To know if a change in formulation would make talalay latex “better” would depend on knowing exactly what quality you were focusing on changing and of course would also require the material science knowledge to be able to predict if this “desireable quality” would actually be enhanced with a different formula. Latex formulations are amazingly complex and “guarded secrets” amongst different manufacturers although the generalities are known. They will also make different formulations for different commercial customers who do volume which justifies it and are willing to pay for it.
If having less synthetic in talalay latex is important to someone for it’s own sake (and not because of performance or safety) then paying extra for the 100% natural would be worth it. If I was choosing Dunlop … then 100% natural would be my clear choice over synthetic. There is more here about the various choices and some detailed forum posts as well including post #2 here.

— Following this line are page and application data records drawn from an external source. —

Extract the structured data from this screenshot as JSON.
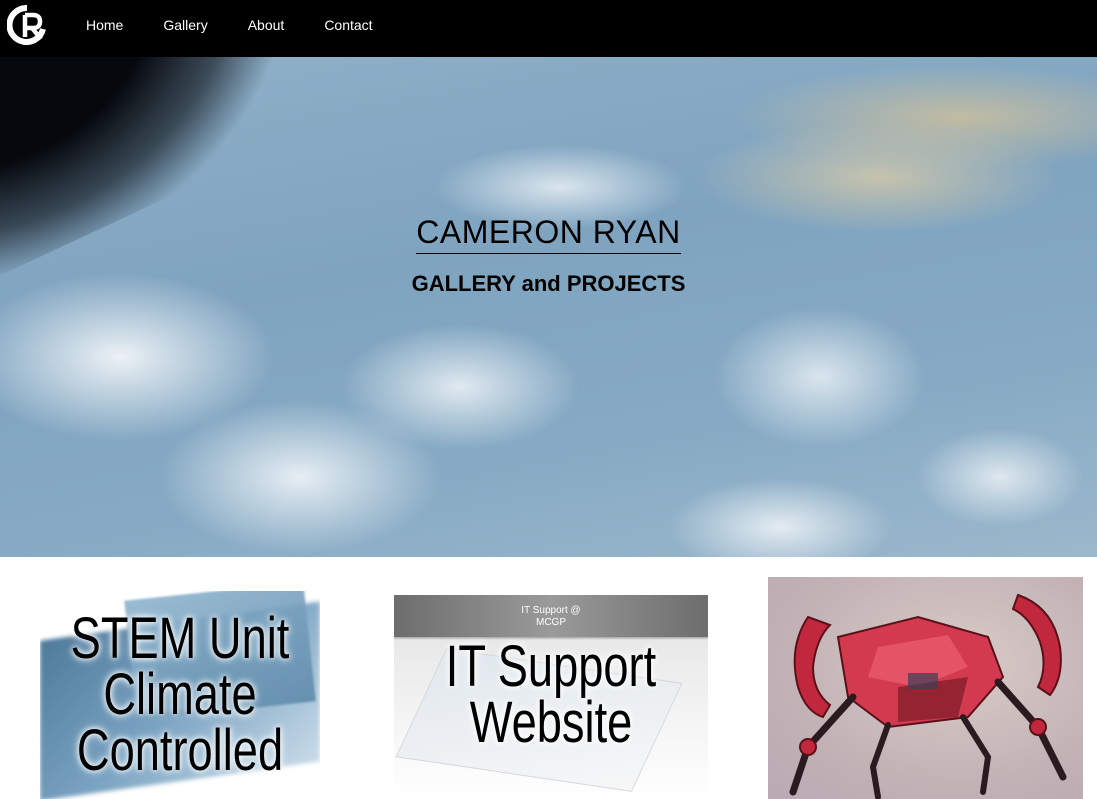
{
  "nav": {
    "logo_icon": "cr-logo-icon",
    "items": [
      {
        "label": "Home"
      },
      {
        "label": "Gallery"
      },
      {
        "label": "About"
      },
      {
        "label": "Contact"
      }
    ]
  },
  "hero": {
    "title": "CAMERON RYAN",
    "subtitle": "GALLERY and PROJECTS"
  },
  "gallery": {
    "cards": [
      {
        "title_lines": [
          "STEM Unit",
          "Climate",
          "Controlled"
        ]
      },
      {
        "title_lines": [
          "IT Support",
          "Website"
        ],
        "screen_header": [
          "IT Support @",
          "MCGP"
        ]
      },
      {
        "image": "red-mech-illustration"
      }
    ]
  },
  "colors": {
    "navbar": "#000000",
    "nav_text": "#ffffff",
    "title_text": "#000000"
  }
}
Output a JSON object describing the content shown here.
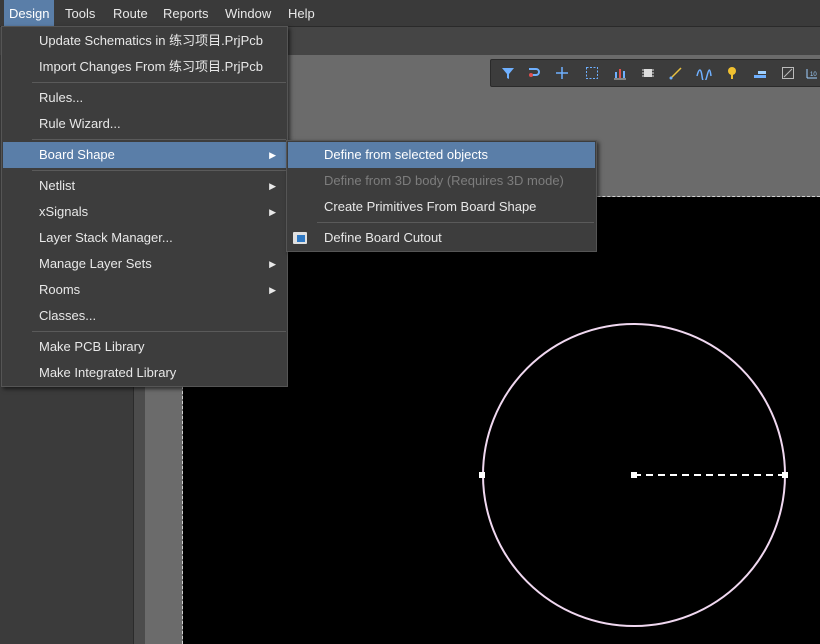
{
  "menubar": {
    "items": [
      {
        "label": "Design",
        "key": "D",
        "active": true
      },
      {
        "label": "Tools",
        "key": "T"
      },
      {
        "label": "Route",
        "key": "u"
      },
      {
        "label": "Reports",
        "key": "R"
      },
      {
        "label": "Window",
        "key": "W"
      },
      {
        "label": "Help",
        "key": "H"
      }
    ]
  },
  "design_menu": {
    "items": [
      "Update Schematics in 练习项目.PrjPcb",
      "Import Changes From 练习项目.PrjPcb",
      "Rules...",
      "Rule Wizard...",
      "Board Shape",
      "Netlist",
      "xSignals",
      "Layer Stack Manager...",
      "Manage Layer Sets",
      "Rooms",
      "Classes...",
      "Make PCB Library",
      "Make Integrated Library"
    ]
  },
  "board_shape_submenu": {
    "items": [
      "Define from selected objects",
      "Define from 3D body (Requires 3D mode)",
      "Create Primitives From Board Shape",
      "Define Board Cutout"
    ]
  },
  "toolbar": {
    "icons": [
      "filter-icon",
      "route-icon",
      "crosshair-icon",
      "select-rect-icon",
      "chart-icon",
      "component-icon",
      "route-wire-icon",
      "wave-icon",
      "probe-icon",
      "layer-icon",
      "measure-icon",
      "dimension-icon"
    ]
  },
  "colors": {
    "highlight": "#5a7ea8",
    "canvas": "#000000",
    "circle": "#f0d8f0"
  }
}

Which is better depends on what is more important to each person.
I believe that there is no other home or furniture item you can purchase that will have a bigger effect on your overall health and wellbeing over the next decade or more than a mattress and rushing or lack of research or especially testing is one of the biggest reasons for choices that people come to regret. In other cases … they may never realize the difference a better choice could have made.
I personally would take the time to “do it right”. There is a limit to the amount of research that can be valuable though and my own preference would be to work with someone who already knows what I would otherwise need to learn (such as a local manufacturer or better sleep shop). Personal testing for PPP (Pressure relief, Posture and alignment, and preferences) is also more accurate that “spec based” research and would be my main focus once I knew the materials I wanted. Research into similar choices can give you significant savings and better quality/value but there is also a point of diminishing returns where more research will only save you less than the time it takes to research every fine detail (and in most cases this leads more to confusion than it helps). The quality and value of a mattress is less important than it’s suitability for a person or couple IMO.
All of this can be different for each person depending on their own personal “value equation”. While I would never begrudge a few hundred dollars to save me some time … I would never knowingly make the mistake of choosing a mattress based on price alone and would always put most of my focus on it’s suitability for my needs and preferences. Once you know the basics of what you need and prefer … then value comparisons are much easier and a good last step.